=== RECORDED INFORMATION ===

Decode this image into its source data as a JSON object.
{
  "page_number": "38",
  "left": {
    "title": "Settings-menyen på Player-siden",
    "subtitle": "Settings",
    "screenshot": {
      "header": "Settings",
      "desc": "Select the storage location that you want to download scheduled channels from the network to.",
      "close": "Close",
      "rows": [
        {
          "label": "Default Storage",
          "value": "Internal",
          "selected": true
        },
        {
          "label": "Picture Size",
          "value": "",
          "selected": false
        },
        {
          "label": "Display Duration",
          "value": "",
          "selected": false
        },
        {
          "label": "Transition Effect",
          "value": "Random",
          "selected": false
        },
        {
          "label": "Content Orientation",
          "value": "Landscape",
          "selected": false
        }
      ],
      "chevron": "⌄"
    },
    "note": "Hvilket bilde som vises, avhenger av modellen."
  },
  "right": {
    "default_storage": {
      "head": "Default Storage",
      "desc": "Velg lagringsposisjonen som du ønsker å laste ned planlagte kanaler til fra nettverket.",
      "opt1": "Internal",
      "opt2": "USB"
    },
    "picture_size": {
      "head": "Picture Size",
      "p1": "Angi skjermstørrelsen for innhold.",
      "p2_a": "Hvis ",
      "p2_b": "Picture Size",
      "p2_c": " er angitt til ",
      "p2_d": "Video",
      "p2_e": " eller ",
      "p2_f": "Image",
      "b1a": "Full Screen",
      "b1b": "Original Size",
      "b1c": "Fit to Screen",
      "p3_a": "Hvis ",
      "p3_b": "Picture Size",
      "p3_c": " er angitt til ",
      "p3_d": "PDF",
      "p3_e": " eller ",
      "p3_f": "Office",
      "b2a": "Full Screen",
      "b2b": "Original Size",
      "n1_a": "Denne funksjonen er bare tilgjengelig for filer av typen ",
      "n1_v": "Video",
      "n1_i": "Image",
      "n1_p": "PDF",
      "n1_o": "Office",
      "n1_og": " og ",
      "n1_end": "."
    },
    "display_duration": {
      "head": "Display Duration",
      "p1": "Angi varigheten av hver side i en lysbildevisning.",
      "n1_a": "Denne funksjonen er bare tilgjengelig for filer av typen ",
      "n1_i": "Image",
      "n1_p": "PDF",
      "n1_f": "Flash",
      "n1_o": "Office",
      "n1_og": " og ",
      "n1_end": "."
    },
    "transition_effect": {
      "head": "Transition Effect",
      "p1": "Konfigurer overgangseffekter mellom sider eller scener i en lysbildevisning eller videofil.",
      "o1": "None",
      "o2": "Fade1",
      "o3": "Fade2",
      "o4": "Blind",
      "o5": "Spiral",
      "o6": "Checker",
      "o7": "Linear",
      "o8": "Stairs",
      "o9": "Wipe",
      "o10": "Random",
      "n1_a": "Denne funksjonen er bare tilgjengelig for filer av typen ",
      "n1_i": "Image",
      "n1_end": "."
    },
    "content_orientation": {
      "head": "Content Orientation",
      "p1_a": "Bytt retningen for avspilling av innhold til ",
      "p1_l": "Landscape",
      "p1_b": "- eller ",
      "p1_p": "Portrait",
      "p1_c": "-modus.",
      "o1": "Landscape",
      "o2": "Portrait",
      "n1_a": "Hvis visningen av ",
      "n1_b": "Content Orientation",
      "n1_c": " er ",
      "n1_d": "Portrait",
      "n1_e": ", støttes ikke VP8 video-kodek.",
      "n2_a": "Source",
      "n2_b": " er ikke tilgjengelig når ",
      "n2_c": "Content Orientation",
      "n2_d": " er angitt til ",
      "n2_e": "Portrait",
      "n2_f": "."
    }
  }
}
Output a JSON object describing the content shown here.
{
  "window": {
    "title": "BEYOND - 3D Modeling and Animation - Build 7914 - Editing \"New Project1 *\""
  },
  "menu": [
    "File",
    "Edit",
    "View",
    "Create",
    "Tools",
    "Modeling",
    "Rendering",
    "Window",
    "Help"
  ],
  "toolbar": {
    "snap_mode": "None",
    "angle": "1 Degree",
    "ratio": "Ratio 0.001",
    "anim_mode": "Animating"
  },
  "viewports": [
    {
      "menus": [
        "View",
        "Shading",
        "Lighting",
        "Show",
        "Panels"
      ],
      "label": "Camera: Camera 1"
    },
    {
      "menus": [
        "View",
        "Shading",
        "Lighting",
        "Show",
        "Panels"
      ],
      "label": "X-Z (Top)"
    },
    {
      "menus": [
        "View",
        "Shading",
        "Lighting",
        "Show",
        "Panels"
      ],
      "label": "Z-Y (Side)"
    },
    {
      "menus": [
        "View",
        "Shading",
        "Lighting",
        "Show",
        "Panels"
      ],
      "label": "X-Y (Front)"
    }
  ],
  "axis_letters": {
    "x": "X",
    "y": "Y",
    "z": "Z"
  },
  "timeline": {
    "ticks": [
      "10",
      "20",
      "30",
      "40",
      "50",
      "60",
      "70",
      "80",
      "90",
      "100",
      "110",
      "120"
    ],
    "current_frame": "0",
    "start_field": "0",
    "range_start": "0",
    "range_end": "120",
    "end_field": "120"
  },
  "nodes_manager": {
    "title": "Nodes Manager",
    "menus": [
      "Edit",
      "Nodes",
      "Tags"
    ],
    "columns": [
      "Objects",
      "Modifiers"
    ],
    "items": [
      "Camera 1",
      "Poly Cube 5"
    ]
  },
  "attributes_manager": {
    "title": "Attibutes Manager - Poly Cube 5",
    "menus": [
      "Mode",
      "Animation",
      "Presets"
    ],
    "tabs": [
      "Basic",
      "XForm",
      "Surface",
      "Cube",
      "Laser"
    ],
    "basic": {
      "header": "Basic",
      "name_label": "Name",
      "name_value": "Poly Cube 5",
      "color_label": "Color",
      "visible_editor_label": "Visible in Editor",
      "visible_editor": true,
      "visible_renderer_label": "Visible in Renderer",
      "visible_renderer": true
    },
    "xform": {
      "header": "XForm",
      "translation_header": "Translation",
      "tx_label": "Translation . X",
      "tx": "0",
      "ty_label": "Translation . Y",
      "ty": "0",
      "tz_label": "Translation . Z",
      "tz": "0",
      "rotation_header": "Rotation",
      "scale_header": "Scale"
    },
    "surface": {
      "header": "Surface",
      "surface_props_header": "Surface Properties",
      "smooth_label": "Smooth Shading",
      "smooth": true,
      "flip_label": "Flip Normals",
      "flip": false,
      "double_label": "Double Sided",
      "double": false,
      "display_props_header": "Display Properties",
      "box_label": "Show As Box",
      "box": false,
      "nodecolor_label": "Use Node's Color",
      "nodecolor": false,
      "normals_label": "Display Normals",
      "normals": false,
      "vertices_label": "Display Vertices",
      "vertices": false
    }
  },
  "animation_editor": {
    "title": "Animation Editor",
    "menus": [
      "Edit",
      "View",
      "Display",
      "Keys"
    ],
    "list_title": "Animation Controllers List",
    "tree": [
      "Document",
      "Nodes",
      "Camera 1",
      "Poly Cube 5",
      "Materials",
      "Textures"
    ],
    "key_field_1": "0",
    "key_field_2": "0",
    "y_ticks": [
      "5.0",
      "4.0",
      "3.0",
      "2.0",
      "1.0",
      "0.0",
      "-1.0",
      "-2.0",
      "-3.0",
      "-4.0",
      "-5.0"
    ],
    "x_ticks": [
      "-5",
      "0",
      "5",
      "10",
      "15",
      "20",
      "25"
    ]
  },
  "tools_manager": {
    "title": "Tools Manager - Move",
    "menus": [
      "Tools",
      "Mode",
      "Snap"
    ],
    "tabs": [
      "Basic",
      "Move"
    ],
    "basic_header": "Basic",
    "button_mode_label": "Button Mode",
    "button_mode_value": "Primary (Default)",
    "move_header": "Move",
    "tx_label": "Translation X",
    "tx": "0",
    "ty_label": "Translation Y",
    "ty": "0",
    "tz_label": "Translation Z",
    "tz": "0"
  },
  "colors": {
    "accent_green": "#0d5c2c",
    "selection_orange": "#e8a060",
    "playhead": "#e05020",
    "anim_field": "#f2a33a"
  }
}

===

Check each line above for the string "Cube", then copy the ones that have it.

      "Poly Cube 5"
    "title": "Attibutes Manager - Poly Cube 5",
      "Cube",
      "name_value": "Poly Cube 5",
      "Poly Cube 5",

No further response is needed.